deleterious; in humans, defective zinc homeostasis leads to several disease states. The
mechanisms utilized by animals to respond to excess zinc have been extensively characterized,
but much less is known about how animals sense and respond to zinc deficiency. A primary
method animals use to increase zinc content is through the zinc transport family known as the
Zrt, Irt-like proteins (ZIPs). Caenorhabditis elegans is a powerful experimental system to study
the mechanisms of zinc deficiency based on sophisticated genetic and cell biological approaches,
and studies of C. elegans are likely to be relevant to humans, since both worms and humans have
14 ZIP family members.
To characterize the mechanisms that animals use to respond to zinc deficiency, we
examined the transcriptional response of the ZIP family members during zinc deficient
conditions. We demonstrated that three ZIP genes in C. elegans, zipt-2.1, zipt-2.3, and zipt-7.1,
are upregulated in zinc deficient conditions. The promoters of these genes contained a conservedcis-regulatory element we have named the low zinc activating (LZA) element. This element was

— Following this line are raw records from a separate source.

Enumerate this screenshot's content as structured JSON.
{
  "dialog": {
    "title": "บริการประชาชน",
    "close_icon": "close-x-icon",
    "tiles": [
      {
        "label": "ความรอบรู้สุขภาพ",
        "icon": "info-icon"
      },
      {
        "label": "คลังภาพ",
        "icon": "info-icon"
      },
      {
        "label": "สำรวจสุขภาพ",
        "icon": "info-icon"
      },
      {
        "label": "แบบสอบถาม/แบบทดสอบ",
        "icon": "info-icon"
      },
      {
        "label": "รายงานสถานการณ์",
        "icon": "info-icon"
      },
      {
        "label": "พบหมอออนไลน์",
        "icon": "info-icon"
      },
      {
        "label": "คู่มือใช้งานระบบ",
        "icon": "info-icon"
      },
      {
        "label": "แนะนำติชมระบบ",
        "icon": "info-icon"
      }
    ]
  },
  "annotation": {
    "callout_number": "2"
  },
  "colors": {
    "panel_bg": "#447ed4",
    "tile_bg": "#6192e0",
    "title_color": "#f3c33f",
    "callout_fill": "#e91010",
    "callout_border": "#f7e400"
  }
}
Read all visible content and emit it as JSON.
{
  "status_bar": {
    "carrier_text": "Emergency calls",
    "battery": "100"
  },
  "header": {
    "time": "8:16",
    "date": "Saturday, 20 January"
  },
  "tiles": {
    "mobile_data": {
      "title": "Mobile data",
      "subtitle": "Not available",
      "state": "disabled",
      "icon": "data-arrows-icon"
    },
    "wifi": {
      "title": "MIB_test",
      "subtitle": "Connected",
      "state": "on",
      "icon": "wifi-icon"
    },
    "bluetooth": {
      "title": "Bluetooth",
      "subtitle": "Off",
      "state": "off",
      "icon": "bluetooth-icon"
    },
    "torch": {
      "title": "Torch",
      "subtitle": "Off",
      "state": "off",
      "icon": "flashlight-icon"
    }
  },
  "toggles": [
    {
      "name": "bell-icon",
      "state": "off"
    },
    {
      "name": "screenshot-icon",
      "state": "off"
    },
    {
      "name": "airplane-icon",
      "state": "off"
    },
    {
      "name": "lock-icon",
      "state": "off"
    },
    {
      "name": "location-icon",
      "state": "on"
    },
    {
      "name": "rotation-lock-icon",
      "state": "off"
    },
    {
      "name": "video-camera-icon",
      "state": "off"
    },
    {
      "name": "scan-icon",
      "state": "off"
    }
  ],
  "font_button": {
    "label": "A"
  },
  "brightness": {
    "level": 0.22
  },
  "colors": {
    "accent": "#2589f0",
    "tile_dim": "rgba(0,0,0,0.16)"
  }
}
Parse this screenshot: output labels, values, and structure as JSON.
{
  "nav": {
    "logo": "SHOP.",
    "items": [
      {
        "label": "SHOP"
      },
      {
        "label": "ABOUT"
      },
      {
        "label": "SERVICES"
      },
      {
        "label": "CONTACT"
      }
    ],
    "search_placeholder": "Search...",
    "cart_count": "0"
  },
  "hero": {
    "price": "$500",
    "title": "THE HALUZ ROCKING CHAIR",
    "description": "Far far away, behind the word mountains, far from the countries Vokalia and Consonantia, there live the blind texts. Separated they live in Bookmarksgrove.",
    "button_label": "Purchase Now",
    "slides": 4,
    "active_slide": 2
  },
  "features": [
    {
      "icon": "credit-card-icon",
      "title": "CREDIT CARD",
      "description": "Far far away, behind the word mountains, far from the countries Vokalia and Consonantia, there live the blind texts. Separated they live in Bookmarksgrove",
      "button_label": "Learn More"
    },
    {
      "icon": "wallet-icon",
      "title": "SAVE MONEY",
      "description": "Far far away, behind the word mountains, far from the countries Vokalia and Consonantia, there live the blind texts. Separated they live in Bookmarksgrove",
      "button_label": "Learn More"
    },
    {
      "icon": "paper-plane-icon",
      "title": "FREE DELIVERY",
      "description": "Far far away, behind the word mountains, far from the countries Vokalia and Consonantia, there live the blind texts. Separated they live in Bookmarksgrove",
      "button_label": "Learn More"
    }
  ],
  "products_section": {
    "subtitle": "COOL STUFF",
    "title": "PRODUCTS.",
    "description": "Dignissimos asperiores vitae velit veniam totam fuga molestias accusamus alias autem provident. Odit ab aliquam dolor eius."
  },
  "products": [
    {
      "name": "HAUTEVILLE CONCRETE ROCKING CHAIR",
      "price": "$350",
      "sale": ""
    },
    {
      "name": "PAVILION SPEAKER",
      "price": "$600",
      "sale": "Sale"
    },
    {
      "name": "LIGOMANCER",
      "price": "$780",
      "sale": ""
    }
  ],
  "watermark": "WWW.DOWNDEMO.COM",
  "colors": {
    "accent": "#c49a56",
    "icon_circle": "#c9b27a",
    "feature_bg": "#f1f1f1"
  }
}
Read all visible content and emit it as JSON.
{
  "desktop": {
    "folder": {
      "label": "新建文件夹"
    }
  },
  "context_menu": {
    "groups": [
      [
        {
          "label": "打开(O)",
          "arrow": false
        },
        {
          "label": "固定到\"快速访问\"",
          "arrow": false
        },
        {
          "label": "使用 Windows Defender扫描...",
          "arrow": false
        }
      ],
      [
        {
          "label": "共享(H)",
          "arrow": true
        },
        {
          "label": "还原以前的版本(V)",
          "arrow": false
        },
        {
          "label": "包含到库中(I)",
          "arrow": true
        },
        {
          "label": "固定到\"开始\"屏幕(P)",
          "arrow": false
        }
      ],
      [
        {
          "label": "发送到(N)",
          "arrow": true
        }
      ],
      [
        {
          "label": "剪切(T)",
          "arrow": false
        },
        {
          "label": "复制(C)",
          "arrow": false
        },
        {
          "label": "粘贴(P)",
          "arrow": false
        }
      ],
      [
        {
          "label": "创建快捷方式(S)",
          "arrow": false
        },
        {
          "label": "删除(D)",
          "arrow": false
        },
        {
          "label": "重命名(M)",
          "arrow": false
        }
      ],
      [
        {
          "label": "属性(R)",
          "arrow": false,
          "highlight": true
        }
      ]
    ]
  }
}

necessary and sufficient to drive transcriptional activation in zinc deficient conditions. We also
bioinformatically identified candidate genes that contained an LZA within their promoters and
demonstrated that these genes are also activated by zinc deficient conditions. To understand the
conservation of the function of the LZA, we transfected the promoter of zipt-2.3 into human cells
and determined that the promoter was activated in zinc deficient conditions and this activation
was dependent on the LZA element. These efforts elucidated the mechanisms that animals use to
respond to zinc deficiency, including the discovery of a novel, conserved cis-regulatory element.
Another mechanism used by animals to respond to changes in zinc availability is through the
function of zinc transport proteins. We identified the C. elegans ZIP family member zipt-2.3 as a
gene that was essential for growth and development during zinc deficiency. ZIPT-2.3 was
expressed within lysosome-related organelles known as gut granules within the C. elegans
intestine. This ZIP mediates the mobilization of zinc from these storage sites to allow animals to
maintain proper zinc homeostasis. These results demonstrated that zinc storage and its
subsequent mobilization from intracellular storage sites are the major mechanisms these animals
use to adapt to changes in zinc status, and these mechanisms have been suggested to play crucial
roles in other organisms.
Chair and Committee
Jeffrey Henderson, Michael Nonet, Tim Schedl, Robert Mercer,
Dietrich, Nicholas, "Characterization of ZIP genes responsible for zinc homeostasis in C. elegans" (2017). Arts & Sciences Electronic Theses and Dissertations. 1182.
Available for download on Wednesday, December 15, 2117